**Material for this task:**
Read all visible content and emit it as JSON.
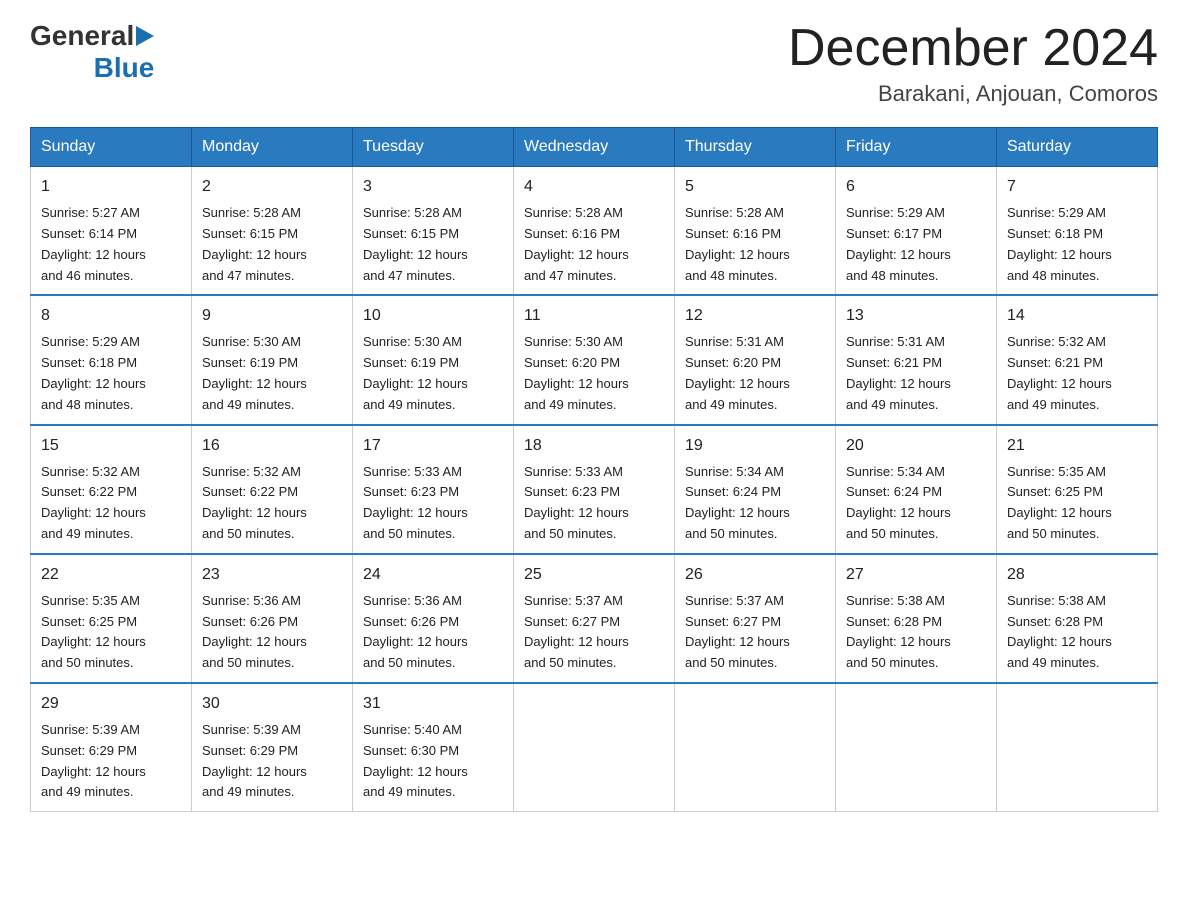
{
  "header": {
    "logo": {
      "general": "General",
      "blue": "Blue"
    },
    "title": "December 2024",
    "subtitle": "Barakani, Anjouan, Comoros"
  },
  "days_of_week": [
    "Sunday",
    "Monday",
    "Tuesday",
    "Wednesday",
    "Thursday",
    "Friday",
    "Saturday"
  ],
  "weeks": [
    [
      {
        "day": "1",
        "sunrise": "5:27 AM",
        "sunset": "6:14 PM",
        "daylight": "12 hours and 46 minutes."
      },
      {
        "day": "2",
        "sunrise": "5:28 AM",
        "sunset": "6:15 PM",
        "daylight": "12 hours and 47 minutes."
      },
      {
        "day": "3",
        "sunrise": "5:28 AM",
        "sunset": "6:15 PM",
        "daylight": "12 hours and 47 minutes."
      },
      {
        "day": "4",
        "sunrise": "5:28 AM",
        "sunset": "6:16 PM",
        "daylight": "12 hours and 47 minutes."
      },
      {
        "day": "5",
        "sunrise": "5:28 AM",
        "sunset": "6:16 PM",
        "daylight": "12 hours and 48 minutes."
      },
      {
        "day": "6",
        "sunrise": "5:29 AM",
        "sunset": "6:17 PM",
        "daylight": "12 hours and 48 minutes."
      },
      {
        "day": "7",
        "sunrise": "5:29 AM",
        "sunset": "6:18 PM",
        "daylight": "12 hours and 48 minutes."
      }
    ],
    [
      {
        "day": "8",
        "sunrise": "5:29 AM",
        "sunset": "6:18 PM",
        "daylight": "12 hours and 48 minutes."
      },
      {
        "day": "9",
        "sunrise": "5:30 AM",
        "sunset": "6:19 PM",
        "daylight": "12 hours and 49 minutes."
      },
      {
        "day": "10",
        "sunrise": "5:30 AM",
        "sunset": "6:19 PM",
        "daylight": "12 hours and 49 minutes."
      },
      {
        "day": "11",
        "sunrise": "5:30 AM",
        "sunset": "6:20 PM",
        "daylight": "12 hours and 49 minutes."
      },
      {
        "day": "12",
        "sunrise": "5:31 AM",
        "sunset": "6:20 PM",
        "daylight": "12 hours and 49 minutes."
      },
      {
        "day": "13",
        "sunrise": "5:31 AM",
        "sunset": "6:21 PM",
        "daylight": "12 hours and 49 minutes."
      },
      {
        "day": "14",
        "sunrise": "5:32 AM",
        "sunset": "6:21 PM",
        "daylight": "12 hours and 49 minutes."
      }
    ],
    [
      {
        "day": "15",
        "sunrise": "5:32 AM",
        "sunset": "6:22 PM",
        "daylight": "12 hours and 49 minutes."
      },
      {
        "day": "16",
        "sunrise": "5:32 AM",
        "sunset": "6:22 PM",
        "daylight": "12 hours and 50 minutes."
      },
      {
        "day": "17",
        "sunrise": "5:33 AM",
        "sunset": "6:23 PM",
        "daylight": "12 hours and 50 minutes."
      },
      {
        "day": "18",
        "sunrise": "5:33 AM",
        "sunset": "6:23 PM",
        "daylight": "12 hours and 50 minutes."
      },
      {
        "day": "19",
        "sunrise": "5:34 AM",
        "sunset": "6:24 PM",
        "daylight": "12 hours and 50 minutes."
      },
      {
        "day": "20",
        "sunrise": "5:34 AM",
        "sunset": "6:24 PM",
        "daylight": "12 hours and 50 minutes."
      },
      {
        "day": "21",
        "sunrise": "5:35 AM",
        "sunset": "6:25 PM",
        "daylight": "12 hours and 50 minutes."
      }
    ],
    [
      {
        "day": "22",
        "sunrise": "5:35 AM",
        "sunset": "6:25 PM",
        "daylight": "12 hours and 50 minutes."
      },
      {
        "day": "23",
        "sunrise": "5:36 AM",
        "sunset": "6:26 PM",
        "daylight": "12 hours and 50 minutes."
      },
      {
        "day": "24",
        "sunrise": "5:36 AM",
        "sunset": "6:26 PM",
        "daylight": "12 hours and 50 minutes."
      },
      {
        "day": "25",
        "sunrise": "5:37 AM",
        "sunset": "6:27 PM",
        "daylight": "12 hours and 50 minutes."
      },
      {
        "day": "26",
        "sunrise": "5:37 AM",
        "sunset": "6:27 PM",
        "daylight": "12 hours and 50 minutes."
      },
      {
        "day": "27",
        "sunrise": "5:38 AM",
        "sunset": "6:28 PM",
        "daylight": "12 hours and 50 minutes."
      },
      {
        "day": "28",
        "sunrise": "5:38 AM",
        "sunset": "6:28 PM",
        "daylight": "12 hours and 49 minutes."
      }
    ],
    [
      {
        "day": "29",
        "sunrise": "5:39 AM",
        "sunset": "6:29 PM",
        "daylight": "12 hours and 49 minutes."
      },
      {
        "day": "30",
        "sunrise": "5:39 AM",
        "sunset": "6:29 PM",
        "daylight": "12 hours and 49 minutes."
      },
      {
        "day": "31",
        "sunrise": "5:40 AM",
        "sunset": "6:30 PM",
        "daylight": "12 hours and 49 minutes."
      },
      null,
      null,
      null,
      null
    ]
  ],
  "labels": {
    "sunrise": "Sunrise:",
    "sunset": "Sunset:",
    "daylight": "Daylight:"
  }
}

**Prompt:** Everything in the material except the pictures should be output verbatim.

**Answer space:**
Read all visible content and emit it as JSON.
{
  "header": {
    "logo": {
      "general": "General",
      "blue": "Blue"
    },
    "title": "December 2024",
    "subtitle": "Barakani, Anjouan, Comoros"
  },
  "days_of_week": [
    "Sunday",
    "Monday",
    "Tuesday",
    "Wednesday",
    "Thursday",
    "Friday",
    "Saturday"
  ],
  "weeks": [
    [
      {
        "day": "1",
        "sunrise": "5:27 AM",
        "sunset": "6:14 PM",
        "daylight": "12 hours and 46 minutes."
      },
      {
        "day": "2",
        "sunrise": "5:28 AM",
        "sunset": "6:15 PM",
        "daylight": "12 hours and 47 minutes."
      },
      {
        "day": "3",
        "sunrise": "5:28 AM",
        "sunset": "6:15 PM",
        "daylight": "12 hours and 47 minutes."
      },
      {
        "day": "4",
        "sunrise": "5:28 AM",
        "sunset": "6:16 PM",
        "daylight": "12 hours and 47 minutes."
      },
      {
        "day": "5",
        "sunrise": "5:28 AM",
        "sunset": "6:16 PM",
        "daylight": "12 hours and 48 minutes."
      },
      {
        "day": "6",
        "sunrise": "5:29 AM",
        "sunset": "6:17 PM",
        "daylight": "12 hours and 48 minutes."
      },
      {
        "day": "7",
        "sunrise": "5:29 AM",
        "sunset": "6:18 PM",
        "daylight": "12 hours and 48 minutes."
      }
    ],
    [
      {
        "day": "8",
        "sunrise": "5:29 AM",
        "sunset": "6:18 PM",
        "daylight": "12 hours and 48 minutes."
      },
      {
        "day": "9",
        "sunrise": "5:30 AM",
        "sunset": "6:19 PM",
        "daylight": "12 hours and 49 minutes."
      },
      {
        "day": "10",
        "sunrise": "5:30 AM",
        "sunset": "6:19 PM",
        "daylight": "12 hours and 49 minutes."
      },
      {
        "day": "11",
        "sunrise": "5:30 AM",
        "sunset": "6:20 PM",
        "daylight": "12 hours and 49 minutes."
      },
      {
        "day": "12",
        "sunrise": "5:31 AM",
        "sunset": "6:20 PM",
        "daylight": "12 hours and 49 minutes."
      },
      {
        "day": "13",
        "sunrise": "5:31 AM",
        "sunset": "6:21 PM",
        "daylight": "12 hours and 49 minutes."
      },
      {
        "day": "14",
        "sunrise": "5:32 AM",
        "sunset": "6:21 PM",
        "daylight": "12 hours and 49 minutes."
      }
    ],
    [
      {
        "day": "15",
        "sunrise": "5:32 AM",
        "sunset": "6:22 PM",
        "daylight": "12 hours and 49 minutes."
      },
      {
        "day": "16",
        "sunrise": "5:32 AM",
        "sunset": "6:22 PM",
        "daylight": "12 hours and 50 minutes."
      },
      {
        "day": "17",
        "sunrise": "5:33 AM",
        "sunset": "6:23 PM",
        "daylight": "12 hours and 50 minutes."
      },
      {
        "day": "18",
        "sunrise": "5:33 AM",
        "sunset": "6:23 PM",
        "daylight": "12 hours and 50 minutes."
      },
      {
        "day": "19",
        "sunrise": "5:34 AM",
        "sunset": "6:24 PM",
        "daylight": "12 hours and 50 minutes."
      },
      {
        "day": "20",
        "sunrise": "5:34 AM",
        "sunset": "6:24 PM",
        "daylight": "12 hours and 50 minutes."
      },
      {
        "day": "21",
        "sunrise": "5:35 AM",
        "sunset": "6:25 PM",
        "daylight": "12 hours and 50 minutes."
      }
    ],
    [
      {
        "day": "22",
        "sunrise": "5:35 AM",
        "sunset": "6:25 PM",
        "daylight": "12 hours and 50 minutes."
      },
      {
        "day": "23",
        "sunrise": "5:36 AM",
        "sunset": "6:26 PM",
        "daylight": "12 hours and 50 minutes."
      },
      {
        "day": "24",
        "sunrise": "5:36 AM",
        "sunset": "6:26 PM",
        "daylight": "12 hours and 50 minutes."
      },
      {
        "day": "25",
        "sunrise": "5:37 AM",
        "sunset": "6:27 PM",
        "daylight": "12 hours and 50 minutes."
      },
      {
        "day": "26",
        "sunrise": "5:37 AM",
        "sunset": "6:27 PM",
        "daylight": "12 hours and 50 minutes."
      },
      {
        "day": "27",
        "sunrise": "5:38 AM",
        "sunset": "6:28 PM",
        "daylight": "12 hours and 50 minutes."
      },
      {
        "day": "28",
        "sunrise": "5:38 AM",
        "sunset": "6:28 PM",
        "daylight": "12 hours and 49 minutes."
      }
    ],
    [
      {
        "day": "29",
        "sunrise": "5:39 AM",
        "sunset": "6:29 PM",
        "daylight": "12 hours and 49 minutes."
      },
      {
        "day": "30",
        "sunrise": "5:39 AM",
        "sunset": "6:29 PM",
        "daylight": "12 hours and 49 minutes."
      },
      {
        "day": "31",
        "sunrise": "5:40 AM",
        "sunset": "6:30 PM",
        "daylight": "12 hours and 49 minutes."
      },
      null,
      null,
      null,
      null
    ]
  ],
  "labels": {
    "sunrise": "Sunrise:",
    "sunset": "Sunset:",
    "daylight": "Daylight:"
  }
}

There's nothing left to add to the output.